The largest increases were in West Lothian (up by 107 households) and Edinburgh (an increase of 68).

On the same date, the number of children in such accommodation was found to have increased by 826, or 17%, to 5,751.

The statistics show 27 households were found to be in unsuitable temporary accommodation, with 12 breaches of the legislation covering the provision of housing for families with children or a pregnancy.

Housing Minister Kevin Stewart welcomed the decrease in the number of homeless applications.

He said: “It is, however, our aim to stop people becoming homeless in the first place, which is much better for our people and our communities, and of course our homelessness services.

“While there are many reasons for families staying in temporary accommodation, I am disappointed in the increase in the number of children in temporary accommodation.

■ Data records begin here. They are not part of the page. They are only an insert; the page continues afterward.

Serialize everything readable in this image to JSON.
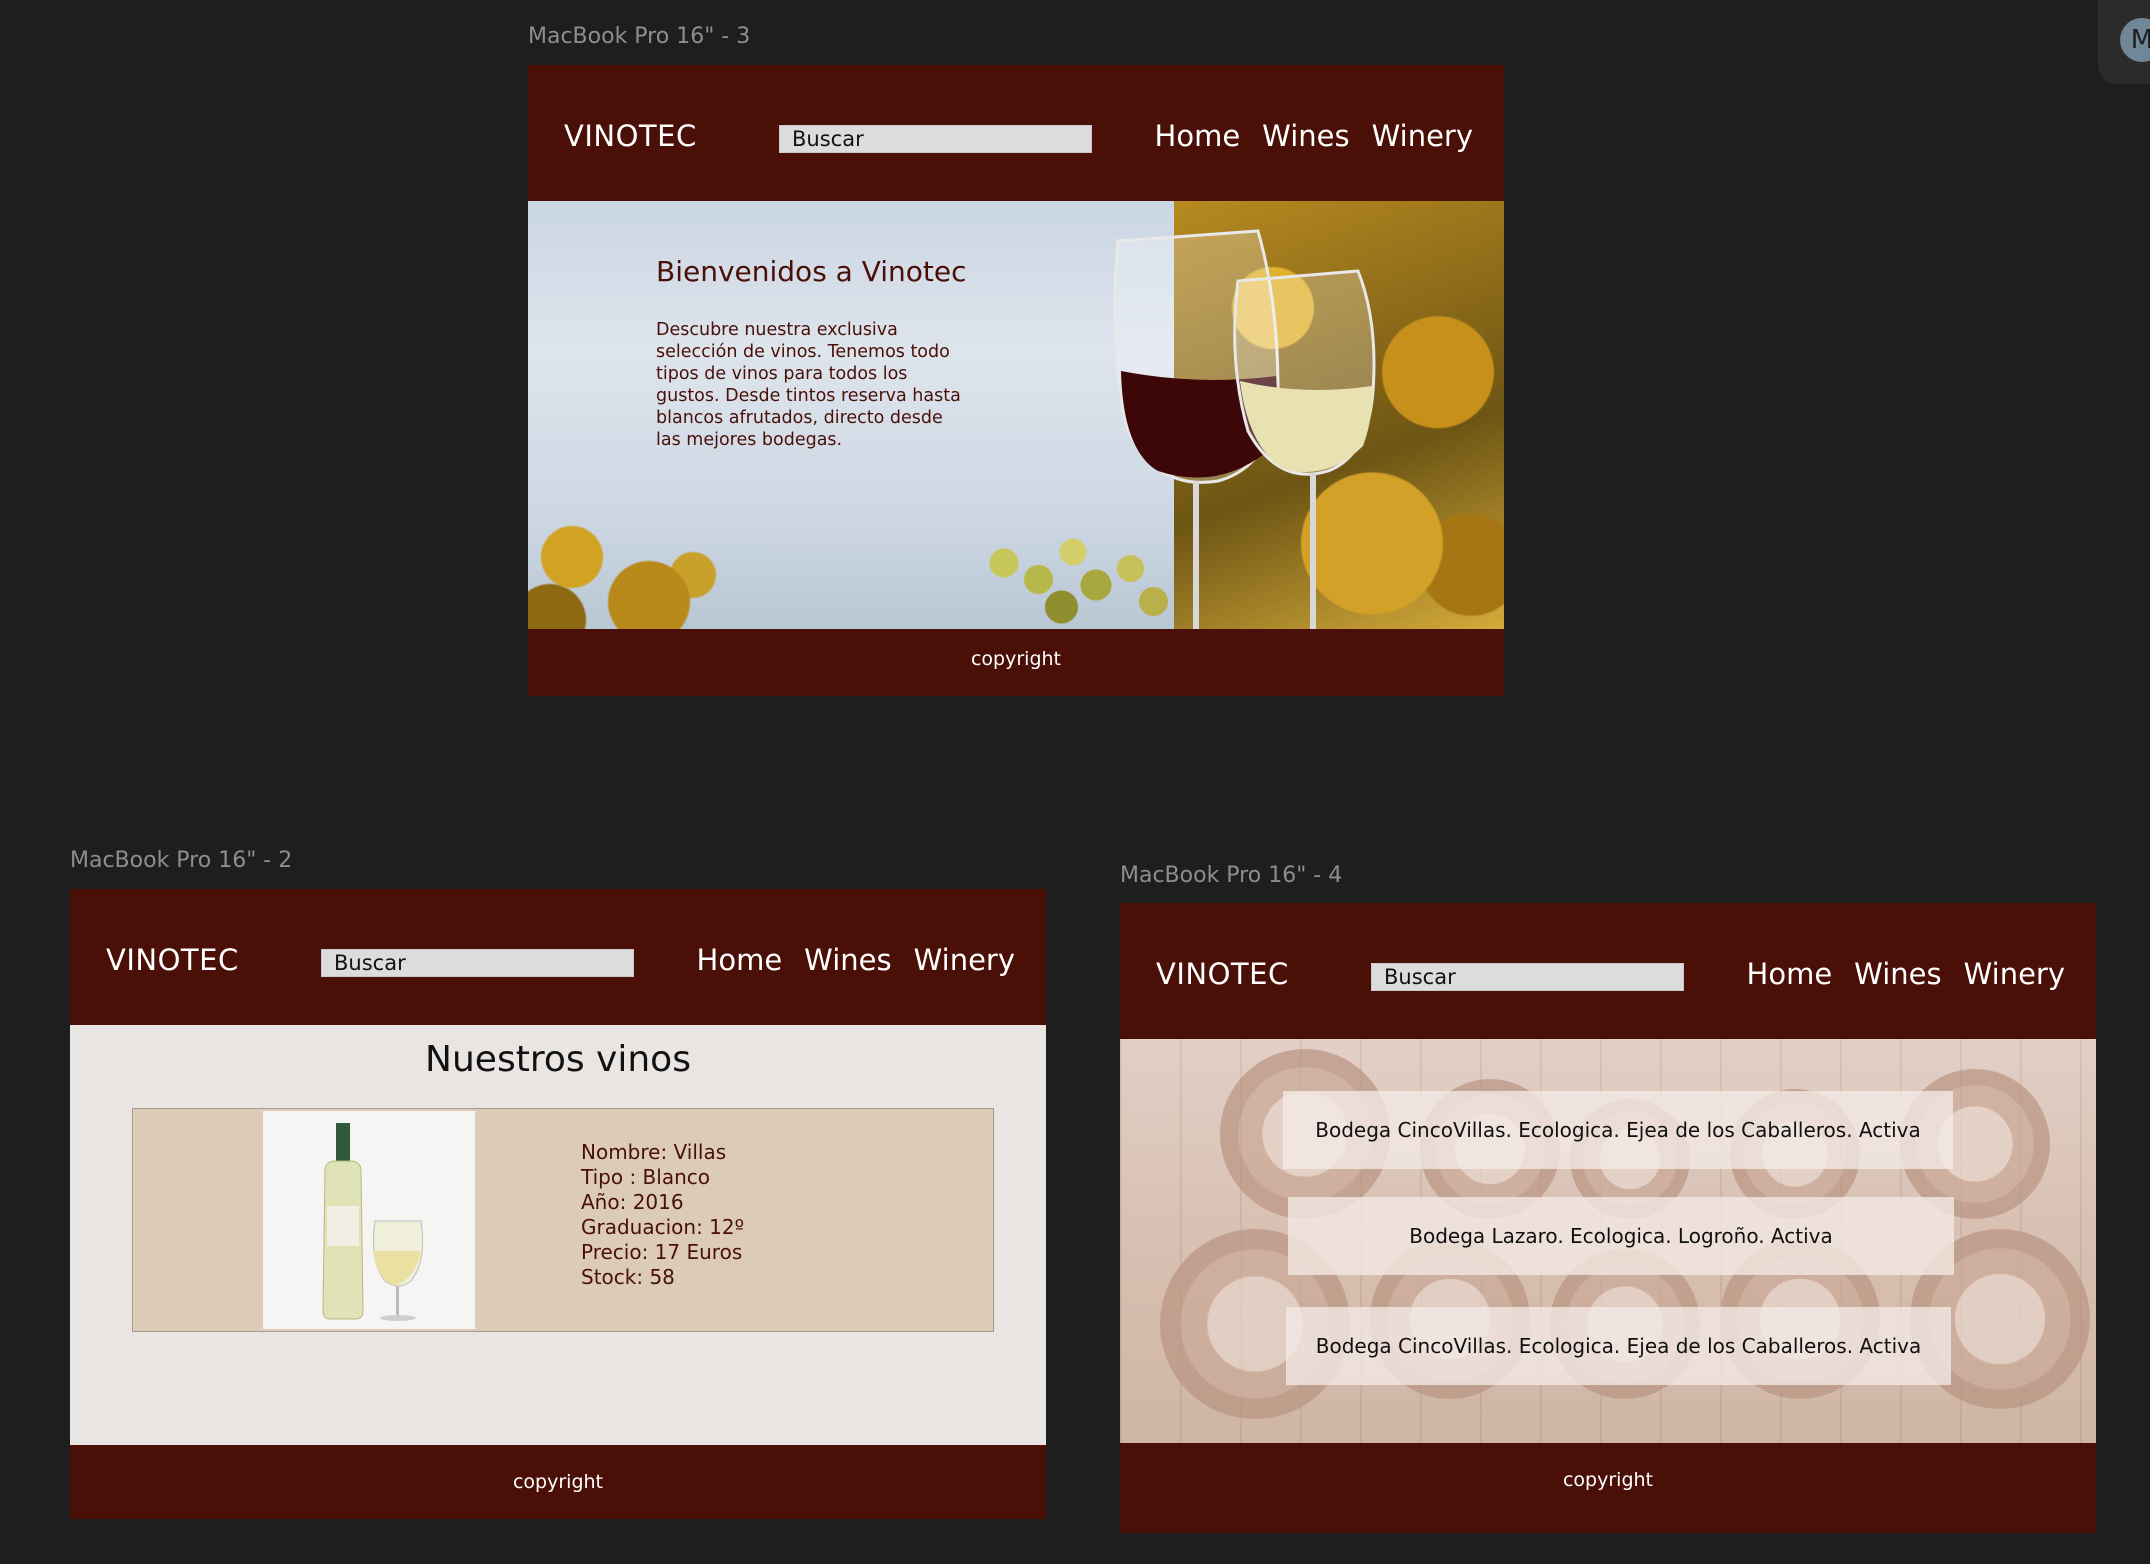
{
  "frames": [
    {
      "label": "MacBook Pro 16\" - 3"
    },
    {
      "label": "MacBook Pro 16\" - 2"
    },
    {
      "label": "MacBook Pro 16\" - 4"
    }
  ],
  "header": {
    "logo": "VINOTEC",
    "search_placeholder": "Buscar",
    "nav": [
      "Home",
      "Wines",
      "Winery"
    ]
  },
  "footer": {
    "text": "copyright"
  },
  "home": {
    "title": "Bienvenidos a Vinotec",
    "text": "Descubre nuestra exclusiva selección de vinos. Tenemos todo tipos de vinos para todos los gustos. Desde tintos reserva hasta blancos afrutados, directo desde las mejores bodegas."
  },
  "wines": {
    "title": "Nuestros vinos",
    "item": {
      "nombre": "Nombre: Villas",
      "tipo": "Tipo : Blanco",
      "anio": "Año: 2016",
      "graduacion": "Graduacion: 12º",
      "precio": "Precio: 17 Euros",
      "stock": "Stock: 58"
    }
  },
  "winery": {
    "items": [
      "Bodega CincoVillas. Ecologica. Ejea de los Caballeros. Activa",
      "Bodega Lazaro. Ecologica. Logroño. Activa",
      "Bodega CincoVillas. Ecologica. Ejea de los Caballeros. Activa"
    ]
  },
  "user": {
    "avatar_initial": "M"
  },
  "colors": {
    "brand": "#4a1008",
    "canvas": "#1e1e1e",
    "card": "#dccbb8"
  }
}
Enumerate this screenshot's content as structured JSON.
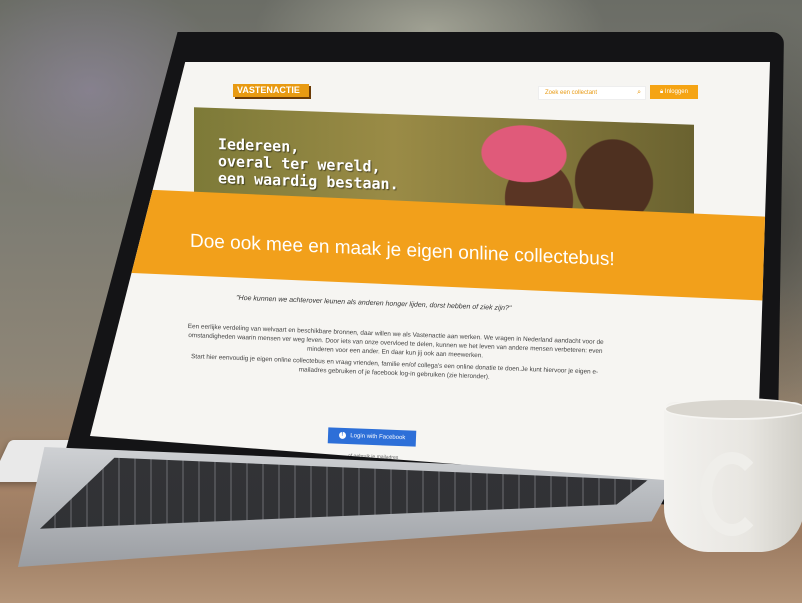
{
  "site": {
    "logo_text": "VASTENACTIE",
    "search_placeholder": "Zoek een collectant",
    "login_label": "Inloggen"
  },
  "hero": {
    "line1": "Iedereen,",
    "line2": "overal ter wereld,",
    "line3": "een waardig bestaan."
  },
  "headline": "Doe ook mee en maak je eigen online collectebus!",
  "quote": "\"Hoe kunnen we achterover leunen als anderen honger lijden, dorst hebben of ziek zijn?\"",
  "body_text": {
    "paragraph1": "Een eerlijke verdeling van welvaart en beschikbare bronnen, daar willen we als Vastenactie aan werken. We vragen in Nederland aandacht voor de omstandigheden waarin mensen ver weg leven. Door iets van onze overvloed te delen, kunnen we het leven van andere mensen verbeteren: even minderen voor een ander. En daar kun jij ook aan meewerken.",
    "paragraph2": "Start hier eenvoudig je eigen online collectebus en vraag vrienden, familie en/of collega's een online donatie te doen.Je kunt hiervoor je eigen e-mailadres gebruiken of je facebook log-in gebruiken (zie hieronder)."
  },
  "facebook_button": "Login with Facebook",
  "alt_link": "of gebruik je mailadres",
  "icons": {
    "search": "search-icon",
    "lock": "lock-icon",
    "facebook": "facebook-icon"
  },
  "colors": {
    "brand_orange": "#f2a01b",
    "facebook_blue": "#2d6fd8"
  }
}
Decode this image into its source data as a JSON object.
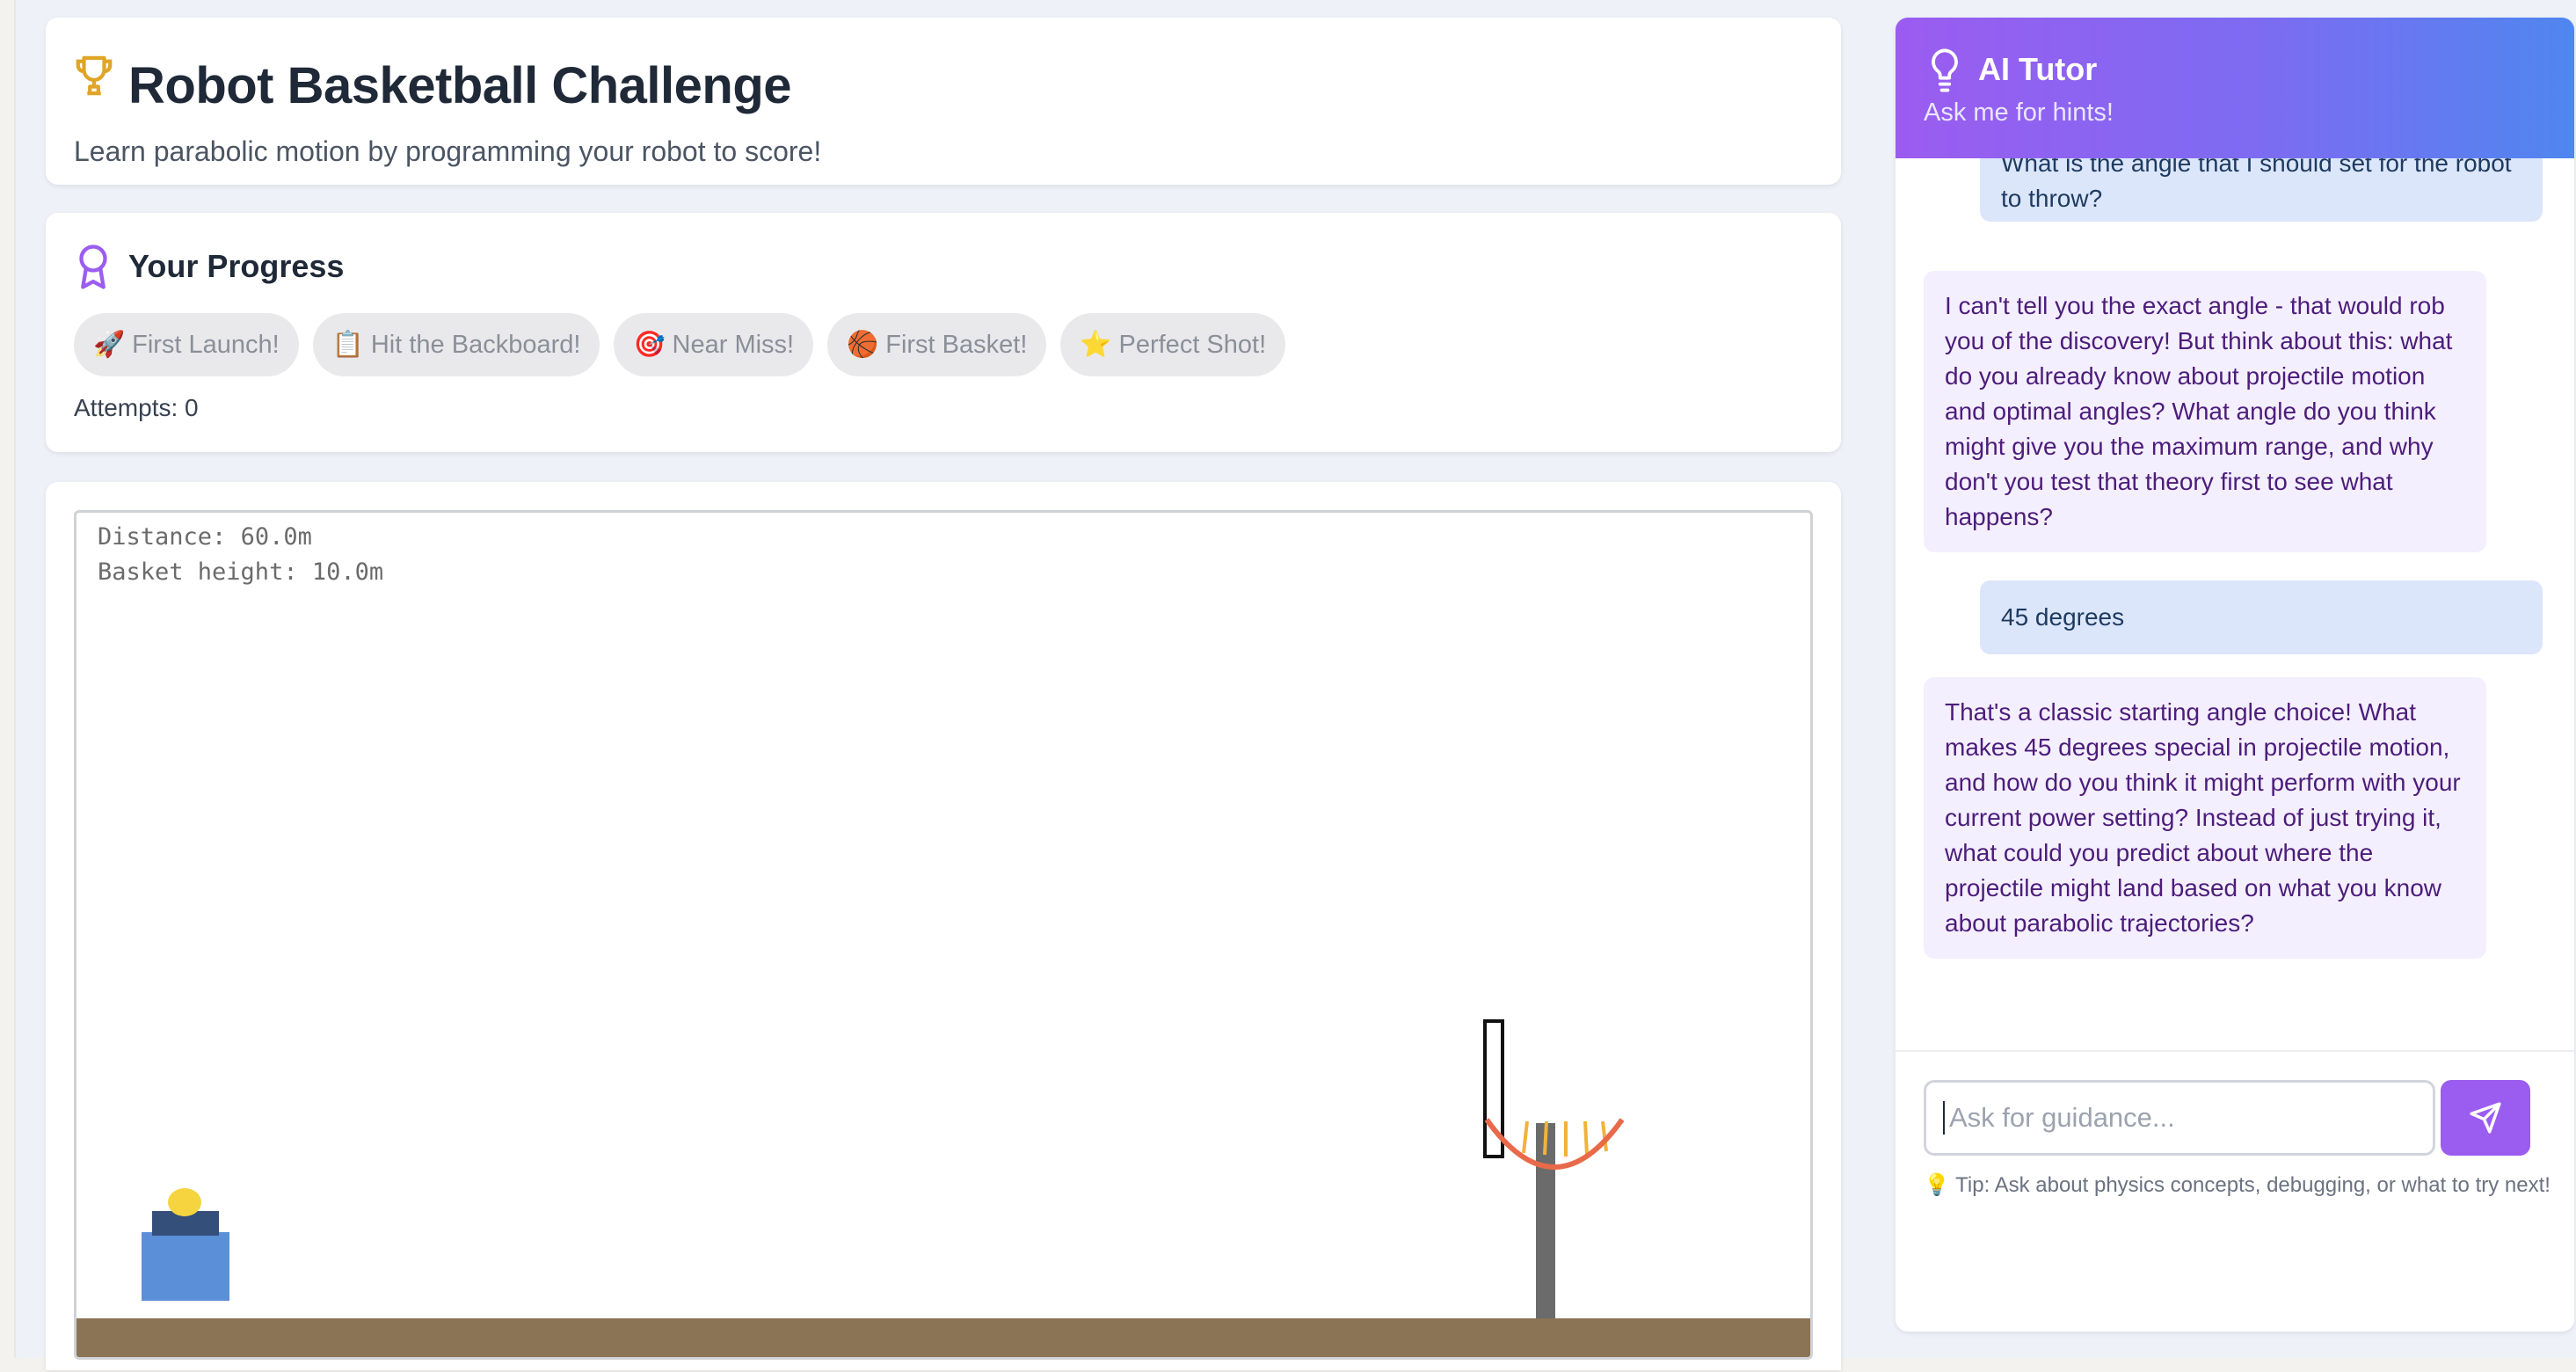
{
  "header": {
    "title": "Robot Basketball Challenge",
    "subtitle": "Learn parabolic motion by programming your robot to score!",
    "icon": "trophy-icon"
  },
  "progress": {
    "title": "Your Progress",
    "icon": "ribbon-icon",
    "badges": [
      {
        "emoji": "🚀",
        "label": "First Launch!"
      },
      {
        "emoji": "📋",
        "label": "Hit the Backboard!"
      },
      {
        "emoji": "🎯",
        "label": "Near Miss!"
      },
      {
        "emoji": "🏀",
        "label": "First Basket!"
      },
      {
        "emoji": "⭐",
        "label": "Perfect Shot!"
      }
    ],
    "attempts_label": "Attempts:",
    "attempts_value": "0"
  },
  "game": {
    "distance_label": "Distance:",
    "distance_value": "60.0m",
    "height_label": "Basket height:",
    "height_value": "10.0m",
    "colors": {
      "ground": "#8b7355",
      "robot": "#5b8fd8",
      "ball": "#f6d43f",
      "rim": "#e86a4a"
    }
  },
  "tutor": {
    "title": "AI Tutor",
    "subtitle": "Ask me for hints!",
    "messages": [
      {
        "role": "user",
        "text": "What is the angle that I should set for the robot to throw?"
      },
      {
        "role": "tutor",
        "text": "I can't tell you the exact angle - that would rob you of the discovery! But think about this: what do you already know about projectile motion and optimal angles? What angle do you think might give you the maximum range, and why don't you test that theory first to see what happens?"
      },
      {
        "role": "user",
        "text": "45 degrees"
      },
      {
        "role": "tutor",
        "text": "That's a classic starting angle choice! What makes 45 degrees special in projectile motion, and how do you think it might perform with your current power setting? Instead of just trying it, what could you predict about where the projectile might land based on what you know about parabolic trajectories?"
      }
    ],
    "input_placeholder": "Ask for guidance...",
    "input_value": "",
    "tip": "💡 Tip: Ask about physics concepts, debugging, or what to try next!",
    "accent": "#9b5cf0"
  }
}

“Although the majority of temporary accommodation is good quality, well managed social housing which is of the exact same standard as permanent accommodation, I am keen to see these numbers decrease and people to have a settled home.

“We are addressing the various reasons for families staying in temporary accommodation and I will continue to work together with local authorities and partners in the best interests of all households.”

Statisticians attribute the fall in homelessness applications to the impact of local authorities adopting an approach to homelessness known as housing options, which focuses on prevention by exploring all possibilities to help those looking for housing.

Separate figures show councils received 24,355 approaches on housing options between April and September, down by 4,605 (16%) compared to the same six months the previous year.

Of these, 44% went on to make a homelessness application, 22% stayed in their current accommodation and 17% found an alternative home.